[Records for the exercise Boundary: Start]

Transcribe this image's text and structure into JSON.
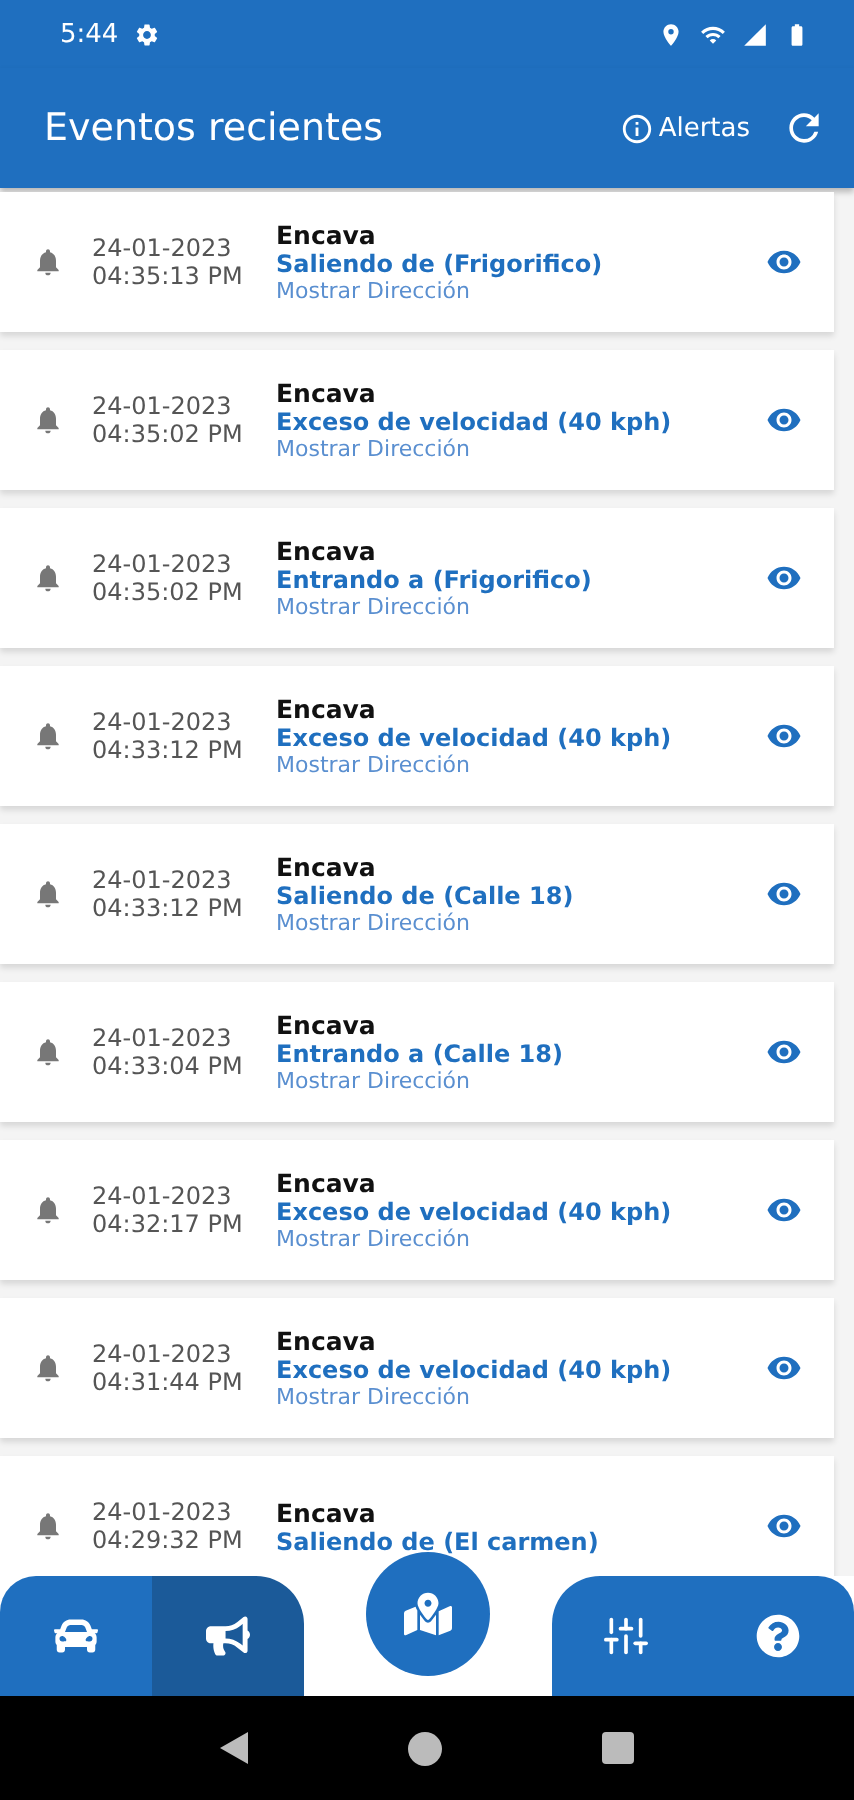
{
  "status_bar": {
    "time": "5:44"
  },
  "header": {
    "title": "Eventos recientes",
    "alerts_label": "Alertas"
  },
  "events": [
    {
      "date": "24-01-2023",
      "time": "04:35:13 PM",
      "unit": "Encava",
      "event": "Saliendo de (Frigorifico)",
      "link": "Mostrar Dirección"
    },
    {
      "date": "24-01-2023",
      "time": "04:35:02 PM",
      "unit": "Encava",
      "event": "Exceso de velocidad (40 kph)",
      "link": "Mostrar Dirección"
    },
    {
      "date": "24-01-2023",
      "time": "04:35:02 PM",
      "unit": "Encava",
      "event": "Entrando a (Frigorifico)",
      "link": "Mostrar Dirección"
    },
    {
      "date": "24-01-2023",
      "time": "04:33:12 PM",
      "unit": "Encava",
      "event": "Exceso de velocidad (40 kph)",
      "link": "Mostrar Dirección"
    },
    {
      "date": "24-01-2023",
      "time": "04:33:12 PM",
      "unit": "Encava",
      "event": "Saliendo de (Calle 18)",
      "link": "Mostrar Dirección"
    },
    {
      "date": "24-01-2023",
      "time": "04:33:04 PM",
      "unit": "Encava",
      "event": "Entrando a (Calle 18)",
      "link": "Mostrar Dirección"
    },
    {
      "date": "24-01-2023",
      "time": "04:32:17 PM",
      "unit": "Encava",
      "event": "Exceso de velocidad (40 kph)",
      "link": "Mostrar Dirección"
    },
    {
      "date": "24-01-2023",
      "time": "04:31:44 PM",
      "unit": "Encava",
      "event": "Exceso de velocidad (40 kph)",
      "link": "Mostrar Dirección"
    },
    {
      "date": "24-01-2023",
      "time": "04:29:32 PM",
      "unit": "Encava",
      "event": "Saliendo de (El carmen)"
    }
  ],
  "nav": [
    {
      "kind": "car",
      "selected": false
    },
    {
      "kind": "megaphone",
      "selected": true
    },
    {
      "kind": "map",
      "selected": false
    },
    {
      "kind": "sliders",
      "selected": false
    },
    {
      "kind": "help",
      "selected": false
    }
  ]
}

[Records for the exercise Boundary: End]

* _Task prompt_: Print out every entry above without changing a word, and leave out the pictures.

* _Exercise answer_:
Transcribe this image's text and structure into JSON.
{
  "status_bar": {
    "time": "5:44"
  },
  "header": {
    "title": "Eventos recientes",
    "alerts_label": "Alertas"
  },
  "events": [
    {
      "date": "24-01-2023",
      "time": "04:35:13 PM",
      "unit": "Encava",
      "event": "Saliendo de (Frigorifico)",
      "link": "Mostrar Dirección"
    },
    {
      "date": "24-01-2023",
      "time": "04:35:02 PM",
      "unit": "Encava",
      "event": "Exceso de velocidad (40 kph)",
      "link": "Mostrar Dirección"
    },
    {
      "date": "24-01-2023",
      "time": "04:35:02 PM",
      "unit": "Encava",
      "event": "Entrando a (Frigorifico)",
      "link": "Mostrar Dirección"
    },
    {
      "date": "24-01-2023",
      "time": "04:33:12 PM",
      "unit": "Encava",
      "event": "Exceso de velocidad (40 kph)",
      "link": "Mostrar Dirección"
    },
    {
      "date": "24-01-2023",
      "time": "04:33:12 PM",
      "unit": "Encava",
      "event": "Saliendo de (Calle 18)",
      "link": "Mostrar Dirección"
    },
    {
      "date": "24-01-2023",
      "time": "04:33:04 PM",
      "unit": "Encava",
      "event": "Entrando a (Calle 18)",
      "link": "Mostrar Dirección"
    },
    {
      "date": "24-01-2023",
      "time": "04:32:17 PM",
      "unit": "Encava",
      "event": "Exceso de velocidad (40 kph)",
      "link": "Mostrar Dirección"
    },
    {
      "date": "24-01-2023",
      "time": "04:31:44 PM",
      "unit": "Encava",
      "event": "Exceso de velocidad (40 kph)",
      "link": "Mostrar Dirección"
    },
    {
      "date": "24-01-2023",
      "time": "04:29:32 PM",
      "unit": "Encava",
      "event": "Saliendo de (El carmen)"
    }
  ],
  "nav": [
    {
      "kind": "car",
      "selected": false
    },
    {
      "kind": "megaphone",
      "selected": true
    },
    {
      "kind": "map",
      "selected": false
    },
    {
      "kind": "sliders",
      "selected": false
    },
    {
      "kind": "help",
      "selected": false
    }
  ]
}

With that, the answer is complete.